Flight instructors know that learning plateaus are a natural part of learning a new skill. It’s happened to all of us at one point during our training.
You’re progressing fine, until one day you just can’t get it. Maybe it’s nailing the flare for landing, or maybe it’s reading a specific type of performance chart (I’m looking at you, crosswind component chart).
Whatever it is, everyone else seems to get it except for you. It’s a terrible feeling, and you aren’t sure what to do about it when it’s happening.
A good flight instructor should have a few tools in their
All students will have the occasional hangup every once in a while, but it’s seldom a cause for concern.
Set Realistic Expectations
The best way to prevent learning blocks is to set your students up for a positive training experience early on in their flying careers.
If you train younger, career-path students, they are far more likely to worry about their progress and compare themselves to their peers than adult learners.
But no matter the age of your student, they will have a learning plateau at one point or another.
When you first meet with your students, plan a conversation about the phases of flight training and what they can expect. Point out that they will likely experience a plateau at some point and that it’s a natural part of the learning process.
Your goal is to set realistic expectations and reduce their anxiety before they ever even have any.
An equally important point of this conversation is to convey that everyone learns these skills differently and that it’s perfectly normal for some to progress faster than others.
It may sound a small thing to the instructor, but what you’re doing is laying a foundation for a positive culture among your students. And, in case there was any doubt, your students are comparing notes and talking about their flying when you’re not around.
Accept the Challenge
The first thing to do when you see your student plateau is to tackle the thing head-on.
Start by ensuring that your student has a positive attitude about it; you do not want them giving up too quickly or getting discouraged early on. Break the task, maneuver, or ground lesson into smaller, more attainable goals.
Remember the building blocks you learned in the fundamentals of instruction? Start putting them to good use.
Make sure they’ve mastered all the skills leading up to this point, and break the problem-making task into as many baby steps as you can. The great thing about smaller goals is that they can help you transition a level plateau into a slow and steady ascent.
Try Something Completely Different
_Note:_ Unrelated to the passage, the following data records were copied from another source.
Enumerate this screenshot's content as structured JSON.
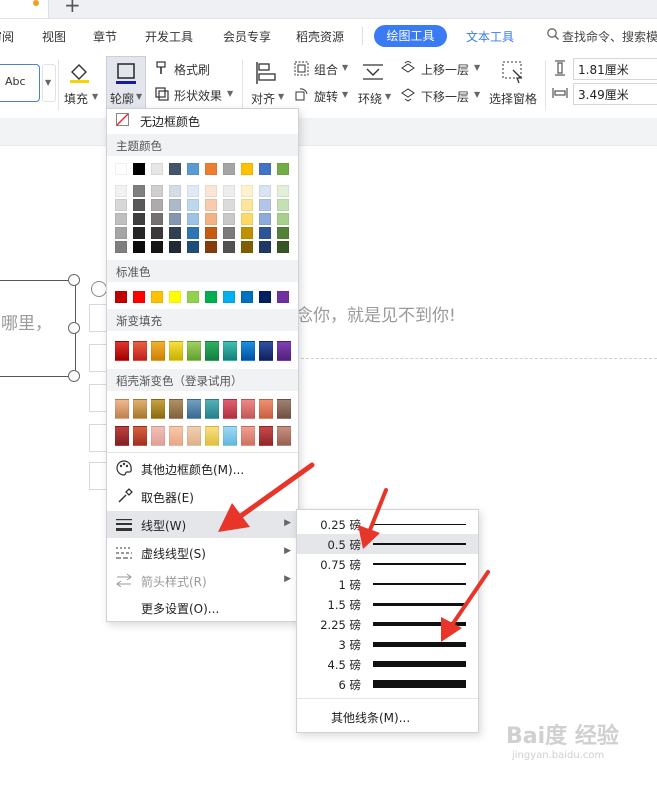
{
  "menubar": {
    "items": [
      "审阅",
      "视图",
      "章节",
      "开发工具",
      "会员专享",
      "稻壳资源"
    ],
    "active_tab": "绘图工具",
    "text_tab": "文本工具",
    "search_placeholder": "查找命令、搜索模"
  },
  "ribbon": {
    "style_sample": "Abc",
    "fill": "填充",
    "outline": "轮廓",
    "format_painter": "格式刷",
    "shape_effects": "形状效果",
    "align": "对齐",
    "group": "组合",
    "rotate": "旋转",
    "wrap": "环绕",
    "move_up": "上移一层",
    "move_down": "下移一层",
    "selection_pane": "选择窗格",
    "height_value": "1.81厘米",
    "width_value": "3.49厘米"
  },
  "document": {
    "left_text": "哪里，",
    "right_text": "念你，就是见不到你!"
  },
  "dropdown": {
    "no_border": "无边框颜色",
    "theme_colors_label": "主题颜色",
    "standard_colors_label": "标准色",
    "gradient_fill_label": "渐变填充",
    "docer_gradient_label": "稻壳渐变色（登录试用）",
    "more_colors": "其他边框颜色(M)...",
    "color_picker": "取色器(E)",
    "line_style": "线型(W)",
    "dash_style": "虚线线型(S)",
    "arrow_style": "箭头样式(R)",
    "more_settings": "更多设置(O)...",
    "theme_colors": [
      "#ffffff",
      "#000000",
      "#e7e6e6",
      "#44546a",
      "#5b9bd5",
      "#ed7d31",
      "#a5a5a5",
      "#ffc000",
      "#4472c4",
      "#70ad47"
    ],
    "theme_shades": [
      [
        "#f2f2f2",
        "#7f7f7f",
        "#d0cece",
        "#d6dce4",
        "#deebf6",
        "#fbe5d5",
        "#ededed",
        "#fff2cc",
        "#dae3f3",
        "#e2efd9"
      ],
      [
        "#d8d8d8",
        "#595959",
        "#aeabab",
        "#adb9ca",
        "#bdd7ee",
        "#f7cbac",
        "#dbdbdb",
        "#fee599",
        "#b4c6e7",
        "#c5e0b3"
      ],
      [
        "#bfbfbf",
        "#3f3f3f",
        "#757070",
        "#8496b0",
        "#9cc3e5",
        "#f4b183",
        "#c9c9c9",
        "#ffd965",
        "#8eaadb",
        "#a8d08d"
      ],
      [
        "#a5a5a5",
        "#262626",
        "#3a3838",
        "#323f4f",
        "#2e75b5",
        "#c55a11",
        "#7b7b7b",
        "#bf9000",
        "#2f5496",
        "#538135"
      ],
      [
        "#7f7f7f",
        "#0c0c0c",
        "#171616",
        "#222a35",
        "#1e4e79",
        "#843c0b",
        "#525252",
        "#7f6000",
        "#1f3864",
        "#375623"
      ]
    ],
    "standard_colors": [
      "#c00000",
      "#ff0000",
      "#ffc000",
      "#ffff00",
      "#92d050",
      "#00b050",
      "#00b0f0",
      "#0070c0",
      "#002060",
      "#7030a0"
    ],
    "gradient_colors": [
      [
        "#e0342c",
        "#a00000"
      ],
      [
        "#e86040",
        "#c02020"
      ],
      [
        "#f0b030",
        "#d08000"
      ],
      [
        "#f4e040",
        "#c8b000"
      ],
      [
        "#a0d060",
        "#60a030"
      ],
      [
        "#30b060",
        "#108040"
      ],
      [
        "#40c0b0",
        "#10807a"
      ],
      [
        "#2090e0",
        "#0050a0"
      ],
      [
        "#3050a0",
        "#102060"
      ],
      [
        "#8040b0",
        "#502080"
      ]
    ],
    "docer_row1": [
      [
        "#f0b890",
        "#c08050"
      ],
      [
        "#e0b070",
        "#a87830"
      ],
      [
        "#c8a040",
        "#8a6a10"
      ],
      [
        "#b09060",
        "#806040"
      ],
      [
        "#70a0c0",
        "#3a6890"
      ],
      [
        "#50b0b8",
        "#2a8088"
      ],
      [
        "#e06070",
        "#b03040"
      ],
      [
        "#f08888",
        "#c05858"
      ],
      [
        "#f09070",
        "#c86040"
      ],
      [
        "#a08070",
        "#705040"
      ]
    ],
    "docer_row2": [
      [
        "#c04040",
        "#802020"
      ],
      [
        "#d86040",
        "#a03020"
      ],
      [
        "#f0c0b8",
        "#e0a098"
      ],
      [
        "#f8c8a8",
        "#e8a888"
      ],
      [
        "#f0d0b0",
        "#e0b088"
      ],
      [
        "#f8e080",
        "#e0c040"
      ],
      [
        "#a0d8f0",
        "#60b8e0"
      ],
      [
        "#f0a090",
        "#d07060"
      ],
      [
        "#c84848",
        "#902828"
      ],
      [
        "#c89080",
        "#986050"
      ]
    ]
  },
  "submenu": {
    "weights": [
      "0.25 磅",
      "0.5 磅",
      "0.75 磅",
      "1 磅",
      "1.5 磅",
      "2.25 磅",
      "3 磅",
      "4.5 磅",
      "6 磅"
    ],
    "selected_index": 1,
    "other_lines": "其他线条(M)..."
  },
  "watermark": {
    "text": "Bai度 经验",
    "url": "jingyan.baidu.com"
  },
  "colors": {
    "accent": "#3a7bf5",
    "annotation_arrow": "#e8352a"
  }
}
So you’ve tried explaining it every way you know how, you’ve taken the controls and demonstrated the task, but it’s still not clicking.
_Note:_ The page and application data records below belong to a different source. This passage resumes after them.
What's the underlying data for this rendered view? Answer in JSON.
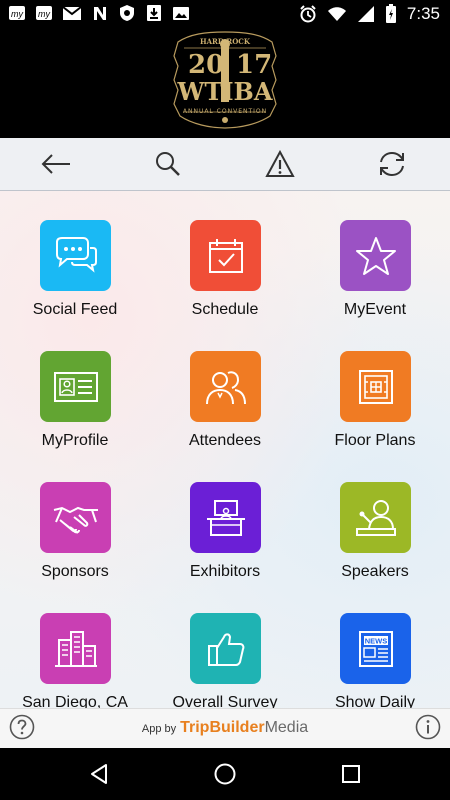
{
  "status_bar": {
    "time": "7:35",
    "left_icons": [
      "my-app-icon",
      "my-app-icon",
      "gmail-icon",
      "nyt-icon",
      "shield-icon",
      "download-icon",
      "photo-icon"
    ],
    "right_icons": [
      "alarm-icon",
      "wifi-icon",
      "signal-icon",
      "battery-icon"
    ]
  },
  "header": {
    "logo_text": {
      "top": "HARD ROCK",
      "year_left": "20",
      "year_right": "17",
      "main": "WTIBA",
      "sub": "ANNUAL CONVENTION"
    }
  },
  "toolbar": {
    "icons": [
      "back-arrow-icon",
      "search-icon",
      "warning-icon",
      "refresh-icon"
    ]
  },
  "tiles": [
    {
      "label": "Social Feed",
      "color": "#1ab9f4",
      "icon": "chat-bubbles-icon"
    },
    {
      "label": "Schedule",
      "color": "#f04e37",
      "icon": "calendar-check-icon"
    },
    {
      "label": "MyEvent",
      "color": "#9b52c4",
      "icon": "star-icon"
    },
    {
      "label": "MyProfile",
      "color": "#62a532",
      "icon": "id-card-icon"
    },
    {
      "label": "Attendees",
      "color": "#f07b23",
      "icon": "people-icon"
    },
    {
      "label": "Floor Plans",
      "color": "#f07b23",
      "icon": "floor-plan-icon"
    },
    {
      "label": "Sponsors",
      "color": "#c93fb3",
      "icon": "handshake-icon"
    },
    {
      "label": "Exhibitors",
      "color": "#6b1fd6",
      "icon": "booth-icon"
    },
    {
      "label": "Speakers",
      "color": "#9cb826",
      "icon": "speaker-icon"
    },
    {
      "label": "San Diego, CA",
      "color": "#c93fb3",
      "icon": "city-icon"
    },
    {
      "label": "Overall Survey",
      "color": "#1fb3b3",
      "icon": "thumbs-up-icon"
    },
    {
      "label": "Show Daily",
      "color": "#1a63ea",
      "icon": "newspaper-icon"
    }
  ],
  "footer": {
    "app_by": "App by",
    "brand_bold": "TripBuilder",
    "brand_light": "Media"
  },
  "navbar": {
    "icons": [
      "back-triangle-icon",
      "home-circle-icon",
      "recents-square-icon"
    ]
  }
}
Try turning the table and make your student play flight instructor. Have them do more talking, and see if you can find in the gaps their understanding.
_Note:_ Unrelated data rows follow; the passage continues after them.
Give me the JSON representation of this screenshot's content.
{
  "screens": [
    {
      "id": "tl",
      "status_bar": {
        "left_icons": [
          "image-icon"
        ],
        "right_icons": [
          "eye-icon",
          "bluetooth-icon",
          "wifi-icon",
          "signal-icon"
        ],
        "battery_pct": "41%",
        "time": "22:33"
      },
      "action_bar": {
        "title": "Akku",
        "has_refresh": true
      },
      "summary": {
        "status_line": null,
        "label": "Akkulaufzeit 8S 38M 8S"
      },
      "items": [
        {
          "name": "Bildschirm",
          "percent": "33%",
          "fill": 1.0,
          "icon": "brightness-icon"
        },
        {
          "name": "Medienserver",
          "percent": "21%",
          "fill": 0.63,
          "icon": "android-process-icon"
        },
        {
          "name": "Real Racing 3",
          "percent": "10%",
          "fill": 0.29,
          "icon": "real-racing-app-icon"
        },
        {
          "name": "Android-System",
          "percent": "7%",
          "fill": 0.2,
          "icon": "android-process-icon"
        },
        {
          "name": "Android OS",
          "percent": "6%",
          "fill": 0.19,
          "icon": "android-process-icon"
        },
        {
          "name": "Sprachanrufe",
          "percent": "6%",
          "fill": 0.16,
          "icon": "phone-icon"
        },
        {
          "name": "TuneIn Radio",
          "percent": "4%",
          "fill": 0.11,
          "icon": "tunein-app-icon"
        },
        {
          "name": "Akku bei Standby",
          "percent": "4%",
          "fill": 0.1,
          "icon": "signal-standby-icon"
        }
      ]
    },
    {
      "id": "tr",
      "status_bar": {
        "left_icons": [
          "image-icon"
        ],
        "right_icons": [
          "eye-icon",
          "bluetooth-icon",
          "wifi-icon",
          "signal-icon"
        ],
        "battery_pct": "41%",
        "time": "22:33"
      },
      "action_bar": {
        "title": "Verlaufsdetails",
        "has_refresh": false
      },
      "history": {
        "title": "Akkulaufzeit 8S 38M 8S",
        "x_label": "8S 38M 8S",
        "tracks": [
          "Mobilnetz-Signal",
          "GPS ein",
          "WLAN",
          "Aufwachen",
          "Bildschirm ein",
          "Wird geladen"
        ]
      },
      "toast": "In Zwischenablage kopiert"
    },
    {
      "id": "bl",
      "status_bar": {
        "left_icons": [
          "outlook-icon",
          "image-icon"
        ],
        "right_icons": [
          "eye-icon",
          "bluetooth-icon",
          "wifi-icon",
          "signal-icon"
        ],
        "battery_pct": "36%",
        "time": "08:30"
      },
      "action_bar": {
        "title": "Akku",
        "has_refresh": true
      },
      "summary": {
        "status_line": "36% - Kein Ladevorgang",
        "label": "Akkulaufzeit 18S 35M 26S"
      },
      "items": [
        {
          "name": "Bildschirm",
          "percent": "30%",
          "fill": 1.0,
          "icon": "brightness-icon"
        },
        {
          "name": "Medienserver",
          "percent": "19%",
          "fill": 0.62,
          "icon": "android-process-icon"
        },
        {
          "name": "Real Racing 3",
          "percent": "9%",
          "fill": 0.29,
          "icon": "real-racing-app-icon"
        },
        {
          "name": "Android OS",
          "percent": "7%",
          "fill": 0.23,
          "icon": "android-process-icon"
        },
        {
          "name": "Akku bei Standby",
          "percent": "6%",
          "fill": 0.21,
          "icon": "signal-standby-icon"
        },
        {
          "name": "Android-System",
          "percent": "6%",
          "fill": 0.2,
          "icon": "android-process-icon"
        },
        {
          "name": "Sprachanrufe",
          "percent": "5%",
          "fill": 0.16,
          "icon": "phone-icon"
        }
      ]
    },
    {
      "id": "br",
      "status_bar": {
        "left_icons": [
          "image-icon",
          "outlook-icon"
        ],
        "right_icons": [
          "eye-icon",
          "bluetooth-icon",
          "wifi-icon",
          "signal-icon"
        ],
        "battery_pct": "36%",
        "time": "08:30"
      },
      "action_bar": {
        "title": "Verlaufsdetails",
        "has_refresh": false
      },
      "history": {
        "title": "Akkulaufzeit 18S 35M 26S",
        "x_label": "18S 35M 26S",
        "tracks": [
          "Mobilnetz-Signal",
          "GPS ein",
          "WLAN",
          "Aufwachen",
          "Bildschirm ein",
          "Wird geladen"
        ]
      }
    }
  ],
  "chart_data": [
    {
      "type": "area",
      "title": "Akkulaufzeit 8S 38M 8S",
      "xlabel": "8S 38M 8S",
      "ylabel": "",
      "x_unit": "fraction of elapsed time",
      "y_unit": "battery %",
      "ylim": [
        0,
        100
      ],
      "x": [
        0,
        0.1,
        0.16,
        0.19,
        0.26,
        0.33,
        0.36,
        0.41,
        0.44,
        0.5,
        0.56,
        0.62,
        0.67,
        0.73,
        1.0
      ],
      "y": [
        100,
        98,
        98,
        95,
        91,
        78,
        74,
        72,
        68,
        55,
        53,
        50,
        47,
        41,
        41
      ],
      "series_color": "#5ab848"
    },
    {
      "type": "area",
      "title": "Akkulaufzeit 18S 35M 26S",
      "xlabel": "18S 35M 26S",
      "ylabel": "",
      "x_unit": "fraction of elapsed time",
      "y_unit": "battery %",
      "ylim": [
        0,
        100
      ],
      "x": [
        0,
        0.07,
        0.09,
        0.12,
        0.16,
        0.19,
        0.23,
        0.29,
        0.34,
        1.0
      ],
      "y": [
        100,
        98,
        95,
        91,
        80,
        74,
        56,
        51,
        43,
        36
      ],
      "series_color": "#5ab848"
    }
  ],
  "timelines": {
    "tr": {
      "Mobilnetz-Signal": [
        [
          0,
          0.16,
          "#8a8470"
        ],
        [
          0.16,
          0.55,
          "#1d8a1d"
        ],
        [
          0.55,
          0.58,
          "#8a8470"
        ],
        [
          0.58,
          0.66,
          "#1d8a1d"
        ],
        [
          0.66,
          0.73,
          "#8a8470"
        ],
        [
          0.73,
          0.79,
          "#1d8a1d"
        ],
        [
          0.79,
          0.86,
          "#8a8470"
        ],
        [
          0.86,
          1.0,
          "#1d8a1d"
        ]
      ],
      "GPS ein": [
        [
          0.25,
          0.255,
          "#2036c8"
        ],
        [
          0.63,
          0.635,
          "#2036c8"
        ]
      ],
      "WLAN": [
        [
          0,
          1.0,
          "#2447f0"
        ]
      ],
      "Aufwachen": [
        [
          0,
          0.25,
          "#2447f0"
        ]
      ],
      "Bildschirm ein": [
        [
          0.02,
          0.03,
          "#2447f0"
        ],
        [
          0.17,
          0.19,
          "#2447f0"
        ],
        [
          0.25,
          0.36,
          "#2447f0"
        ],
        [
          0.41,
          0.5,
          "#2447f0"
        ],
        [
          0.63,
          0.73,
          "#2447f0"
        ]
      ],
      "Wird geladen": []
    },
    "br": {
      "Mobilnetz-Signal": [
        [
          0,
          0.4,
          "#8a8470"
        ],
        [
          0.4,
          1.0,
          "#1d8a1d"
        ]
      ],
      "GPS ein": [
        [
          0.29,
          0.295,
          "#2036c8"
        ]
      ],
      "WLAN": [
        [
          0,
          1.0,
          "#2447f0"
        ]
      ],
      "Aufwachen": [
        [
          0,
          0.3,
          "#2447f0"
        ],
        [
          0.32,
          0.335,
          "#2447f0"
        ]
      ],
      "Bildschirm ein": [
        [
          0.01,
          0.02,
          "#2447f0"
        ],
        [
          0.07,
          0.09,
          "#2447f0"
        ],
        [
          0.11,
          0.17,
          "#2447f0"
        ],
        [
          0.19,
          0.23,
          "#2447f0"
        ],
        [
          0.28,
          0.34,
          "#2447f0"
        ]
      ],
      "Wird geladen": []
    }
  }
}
If none of this is working, starting asking senior instructors if they’ve ever had this same problem. You’d be amazed at how one innocuous little tip can completely change the entire scenario.
If nothing in your toolbox is working, it’s time to step back.
Your student can’t keep going up and doing the same thing over and over again and expect a different result. It’s time to take a break, so skip the lesson and come back to it later.
Let them excel at something different to rebuild their enthusiasm and confidence.
You can even just take a flight for fun. If you’ve got a pre-solo student who just can’t get their landing consistent, trying taking them on a cross country for a hamburger.
Or just have them take a mini-vacation with a week off from flying.
Have Them Fly with Another Instructor
Flying with a different instructor is a fantastic way for your students to learn something new. Don’t let your ego get in the way here.
It says nothing about your skills as an instructor; no instructor has ever been able to teach every student everything.
Sometimes instructor changes are simply for personality reasons, and sometimes their just because you need a little advice on how to handle an individual student’s training.
It might help not to let on that the change is due to the learning plateau—but do brief the other instructor on the situation. Then tell your student that they’ll have to fly with whatshisface on the next flight due to a scheduling conflict.
You don’t want them worried about their performance or stressing about the change. You just want them to have a positive flight with another instructor.
Invite Them to Backseat
Another thing you can do is have them backseat with a more advanced student. If that student is working on the same task, that might be good or bad.
The purpose of back seating is to just get your blocked student out of their headspace for an hour or two. It’s not just to say, “See, this guy can do it!”
Let them observe another student learning something.
Probably the best scenario is if that other student is having trouble with some other task. Show them that other pilots have these same problems and that with perseverance and hard work, they will get over them.
What other tips do you have for flight instructors to help their students through learning plateaus?